- **Exercise brief**
In the data below, locate each line with the word "likes" and list it.

Data items
+===+

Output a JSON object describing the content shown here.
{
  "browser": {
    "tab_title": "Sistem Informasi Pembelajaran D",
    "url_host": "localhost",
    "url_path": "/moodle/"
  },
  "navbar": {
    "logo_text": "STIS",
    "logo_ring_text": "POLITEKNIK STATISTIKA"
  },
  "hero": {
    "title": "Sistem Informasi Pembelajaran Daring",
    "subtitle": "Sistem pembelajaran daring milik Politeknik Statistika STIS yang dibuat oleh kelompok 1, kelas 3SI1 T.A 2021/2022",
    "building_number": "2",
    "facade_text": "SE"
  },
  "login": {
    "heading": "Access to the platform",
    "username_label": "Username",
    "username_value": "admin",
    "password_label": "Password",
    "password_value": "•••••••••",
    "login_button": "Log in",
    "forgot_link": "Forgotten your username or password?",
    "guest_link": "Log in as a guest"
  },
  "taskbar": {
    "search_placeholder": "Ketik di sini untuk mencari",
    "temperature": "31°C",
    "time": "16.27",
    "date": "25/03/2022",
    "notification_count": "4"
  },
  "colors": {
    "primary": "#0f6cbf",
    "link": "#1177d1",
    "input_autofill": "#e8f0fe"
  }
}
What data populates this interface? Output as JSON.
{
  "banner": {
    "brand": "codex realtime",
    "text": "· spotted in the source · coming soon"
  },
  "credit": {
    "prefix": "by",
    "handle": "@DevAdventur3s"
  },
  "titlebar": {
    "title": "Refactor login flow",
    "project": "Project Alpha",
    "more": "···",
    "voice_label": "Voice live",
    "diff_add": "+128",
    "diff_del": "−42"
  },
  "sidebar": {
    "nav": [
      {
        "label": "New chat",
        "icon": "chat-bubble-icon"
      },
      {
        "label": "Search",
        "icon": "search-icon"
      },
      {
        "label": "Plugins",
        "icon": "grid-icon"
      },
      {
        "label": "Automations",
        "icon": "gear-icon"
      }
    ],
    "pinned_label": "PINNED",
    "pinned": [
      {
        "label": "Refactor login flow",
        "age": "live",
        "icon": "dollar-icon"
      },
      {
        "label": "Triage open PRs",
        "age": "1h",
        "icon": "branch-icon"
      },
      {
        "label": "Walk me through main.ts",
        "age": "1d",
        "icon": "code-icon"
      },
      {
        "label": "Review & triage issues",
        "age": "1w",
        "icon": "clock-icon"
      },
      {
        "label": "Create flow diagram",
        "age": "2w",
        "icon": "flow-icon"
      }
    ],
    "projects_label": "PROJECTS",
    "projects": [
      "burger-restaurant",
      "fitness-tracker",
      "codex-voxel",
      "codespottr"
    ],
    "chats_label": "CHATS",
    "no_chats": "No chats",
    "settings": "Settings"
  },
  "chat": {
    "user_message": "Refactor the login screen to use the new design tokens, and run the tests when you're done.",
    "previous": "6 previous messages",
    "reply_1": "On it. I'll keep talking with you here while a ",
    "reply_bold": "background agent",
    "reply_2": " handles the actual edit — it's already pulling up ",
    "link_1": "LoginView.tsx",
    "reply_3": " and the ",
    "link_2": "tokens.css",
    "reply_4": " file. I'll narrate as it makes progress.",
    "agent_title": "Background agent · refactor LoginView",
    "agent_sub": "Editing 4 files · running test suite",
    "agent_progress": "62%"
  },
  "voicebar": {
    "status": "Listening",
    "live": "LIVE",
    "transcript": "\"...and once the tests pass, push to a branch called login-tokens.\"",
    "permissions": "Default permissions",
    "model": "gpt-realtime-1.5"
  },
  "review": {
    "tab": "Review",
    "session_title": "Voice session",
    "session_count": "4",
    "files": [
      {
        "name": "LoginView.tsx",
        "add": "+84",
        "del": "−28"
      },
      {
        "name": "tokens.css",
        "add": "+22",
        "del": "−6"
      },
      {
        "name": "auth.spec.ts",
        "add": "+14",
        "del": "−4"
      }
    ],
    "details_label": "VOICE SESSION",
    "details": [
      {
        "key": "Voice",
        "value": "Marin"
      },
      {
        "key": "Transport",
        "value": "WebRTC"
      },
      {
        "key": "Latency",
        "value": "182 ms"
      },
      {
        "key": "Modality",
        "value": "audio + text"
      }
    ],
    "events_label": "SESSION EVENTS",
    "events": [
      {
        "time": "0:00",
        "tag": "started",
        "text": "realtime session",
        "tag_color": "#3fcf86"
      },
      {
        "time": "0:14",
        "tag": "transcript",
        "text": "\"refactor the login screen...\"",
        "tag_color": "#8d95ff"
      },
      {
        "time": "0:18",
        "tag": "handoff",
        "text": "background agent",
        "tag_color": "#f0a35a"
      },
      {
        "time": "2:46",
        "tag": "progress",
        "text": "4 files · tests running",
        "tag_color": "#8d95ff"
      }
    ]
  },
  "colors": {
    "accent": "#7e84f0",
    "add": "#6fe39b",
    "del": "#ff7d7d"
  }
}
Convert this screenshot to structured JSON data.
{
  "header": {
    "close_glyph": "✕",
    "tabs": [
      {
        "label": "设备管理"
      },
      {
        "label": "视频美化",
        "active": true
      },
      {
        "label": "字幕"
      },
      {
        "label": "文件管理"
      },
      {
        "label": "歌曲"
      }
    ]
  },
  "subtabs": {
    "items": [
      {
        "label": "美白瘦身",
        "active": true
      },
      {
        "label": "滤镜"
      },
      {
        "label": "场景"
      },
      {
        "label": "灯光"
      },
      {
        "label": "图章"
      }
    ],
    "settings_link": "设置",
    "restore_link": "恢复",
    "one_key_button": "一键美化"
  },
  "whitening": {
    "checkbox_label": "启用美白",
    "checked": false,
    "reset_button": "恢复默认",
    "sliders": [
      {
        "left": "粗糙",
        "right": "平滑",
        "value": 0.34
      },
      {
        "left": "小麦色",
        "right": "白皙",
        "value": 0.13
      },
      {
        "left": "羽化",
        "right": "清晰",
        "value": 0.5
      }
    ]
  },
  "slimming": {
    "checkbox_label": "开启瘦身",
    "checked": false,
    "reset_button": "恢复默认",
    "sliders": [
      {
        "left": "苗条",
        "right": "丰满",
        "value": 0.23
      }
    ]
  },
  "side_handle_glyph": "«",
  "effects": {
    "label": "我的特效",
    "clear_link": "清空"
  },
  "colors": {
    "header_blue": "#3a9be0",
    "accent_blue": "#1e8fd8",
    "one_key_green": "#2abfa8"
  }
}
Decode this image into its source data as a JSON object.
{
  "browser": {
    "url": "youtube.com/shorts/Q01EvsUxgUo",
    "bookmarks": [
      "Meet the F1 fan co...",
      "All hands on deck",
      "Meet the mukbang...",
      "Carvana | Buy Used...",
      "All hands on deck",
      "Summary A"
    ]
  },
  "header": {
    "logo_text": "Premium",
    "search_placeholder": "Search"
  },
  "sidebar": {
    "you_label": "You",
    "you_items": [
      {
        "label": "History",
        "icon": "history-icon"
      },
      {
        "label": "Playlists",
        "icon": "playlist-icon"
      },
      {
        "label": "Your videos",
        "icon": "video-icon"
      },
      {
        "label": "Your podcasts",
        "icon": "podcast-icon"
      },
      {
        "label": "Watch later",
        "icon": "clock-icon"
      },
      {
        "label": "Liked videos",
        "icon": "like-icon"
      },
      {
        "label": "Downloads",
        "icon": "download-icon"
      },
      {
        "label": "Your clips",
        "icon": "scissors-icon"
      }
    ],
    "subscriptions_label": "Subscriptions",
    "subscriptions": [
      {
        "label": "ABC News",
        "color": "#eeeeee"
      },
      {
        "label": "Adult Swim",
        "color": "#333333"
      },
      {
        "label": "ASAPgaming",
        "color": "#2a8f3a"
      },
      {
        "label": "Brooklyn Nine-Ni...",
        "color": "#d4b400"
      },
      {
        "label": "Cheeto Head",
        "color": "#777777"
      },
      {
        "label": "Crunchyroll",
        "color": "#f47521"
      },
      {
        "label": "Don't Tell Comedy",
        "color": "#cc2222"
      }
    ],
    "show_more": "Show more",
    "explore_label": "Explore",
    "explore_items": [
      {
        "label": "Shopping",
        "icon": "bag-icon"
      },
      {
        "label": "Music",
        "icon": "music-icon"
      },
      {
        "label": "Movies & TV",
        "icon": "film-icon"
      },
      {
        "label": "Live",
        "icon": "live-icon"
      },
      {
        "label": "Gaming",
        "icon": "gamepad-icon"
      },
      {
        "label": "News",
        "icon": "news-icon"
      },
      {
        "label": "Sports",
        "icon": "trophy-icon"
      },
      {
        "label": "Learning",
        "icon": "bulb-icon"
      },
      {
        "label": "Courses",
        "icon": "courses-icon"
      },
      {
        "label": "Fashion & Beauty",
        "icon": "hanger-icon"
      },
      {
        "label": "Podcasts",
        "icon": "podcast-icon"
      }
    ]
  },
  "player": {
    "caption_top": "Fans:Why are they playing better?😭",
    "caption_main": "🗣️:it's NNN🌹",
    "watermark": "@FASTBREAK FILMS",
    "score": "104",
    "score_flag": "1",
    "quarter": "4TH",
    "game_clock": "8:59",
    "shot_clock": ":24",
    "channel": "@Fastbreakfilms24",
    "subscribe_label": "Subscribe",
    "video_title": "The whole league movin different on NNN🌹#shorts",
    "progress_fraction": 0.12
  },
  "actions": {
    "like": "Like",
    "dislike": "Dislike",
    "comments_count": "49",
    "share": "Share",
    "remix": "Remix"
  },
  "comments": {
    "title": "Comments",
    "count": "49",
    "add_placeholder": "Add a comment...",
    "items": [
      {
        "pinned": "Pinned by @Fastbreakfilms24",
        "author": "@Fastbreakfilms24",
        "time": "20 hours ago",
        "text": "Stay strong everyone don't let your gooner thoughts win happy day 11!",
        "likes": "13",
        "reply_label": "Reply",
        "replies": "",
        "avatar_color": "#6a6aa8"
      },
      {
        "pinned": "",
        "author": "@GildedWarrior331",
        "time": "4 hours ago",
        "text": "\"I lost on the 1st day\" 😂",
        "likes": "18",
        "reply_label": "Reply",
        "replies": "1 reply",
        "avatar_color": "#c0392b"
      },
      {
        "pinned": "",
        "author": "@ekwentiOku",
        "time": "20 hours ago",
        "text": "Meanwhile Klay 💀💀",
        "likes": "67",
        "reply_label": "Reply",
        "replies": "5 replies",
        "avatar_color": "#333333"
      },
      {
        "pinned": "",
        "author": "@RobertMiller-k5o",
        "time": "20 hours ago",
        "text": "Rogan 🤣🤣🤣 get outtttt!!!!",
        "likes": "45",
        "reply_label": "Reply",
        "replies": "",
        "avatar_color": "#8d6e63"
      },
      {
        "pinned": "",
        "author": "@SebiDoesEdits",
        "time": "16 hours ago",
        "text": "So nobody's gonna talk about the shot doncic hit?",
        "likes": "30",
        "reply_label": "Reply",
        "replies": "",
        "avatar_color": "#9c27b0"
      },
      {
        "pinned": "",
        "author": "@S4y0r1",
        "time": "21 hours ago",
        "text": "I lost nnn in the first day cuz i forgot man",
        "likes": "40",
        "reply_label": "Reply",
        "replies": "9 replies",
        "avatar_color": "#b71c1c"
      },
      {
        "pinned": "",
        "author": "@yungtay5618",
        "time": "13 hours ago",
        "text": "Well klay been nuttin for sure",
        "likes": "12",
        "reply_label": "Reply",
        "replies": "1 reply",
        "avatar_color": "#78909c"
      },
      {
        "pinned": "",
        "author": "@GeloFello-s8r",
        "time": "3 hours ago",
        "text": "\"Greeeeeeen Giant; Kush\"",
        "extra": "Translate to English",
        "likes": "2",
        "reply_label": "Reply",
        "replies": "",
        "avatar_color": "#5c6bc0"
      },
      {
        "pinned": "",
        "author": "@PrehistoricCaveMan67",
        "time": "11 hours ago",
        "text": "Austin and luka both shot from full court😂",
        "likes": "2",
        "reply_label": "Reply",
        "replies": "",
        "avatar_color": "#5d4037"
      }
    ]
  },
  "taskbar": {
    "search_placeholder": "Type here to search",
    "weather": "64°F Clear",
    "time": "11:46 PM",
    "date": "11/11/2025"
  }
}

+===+

- **Exercise output**
        "likes": "13",
        "likes": "18",
        "likes": "67",
        "likes": "45",
        "likes": "30",
        "likes": "40",
        "likes": "12",
        "likes": "2",
        "likes": "2",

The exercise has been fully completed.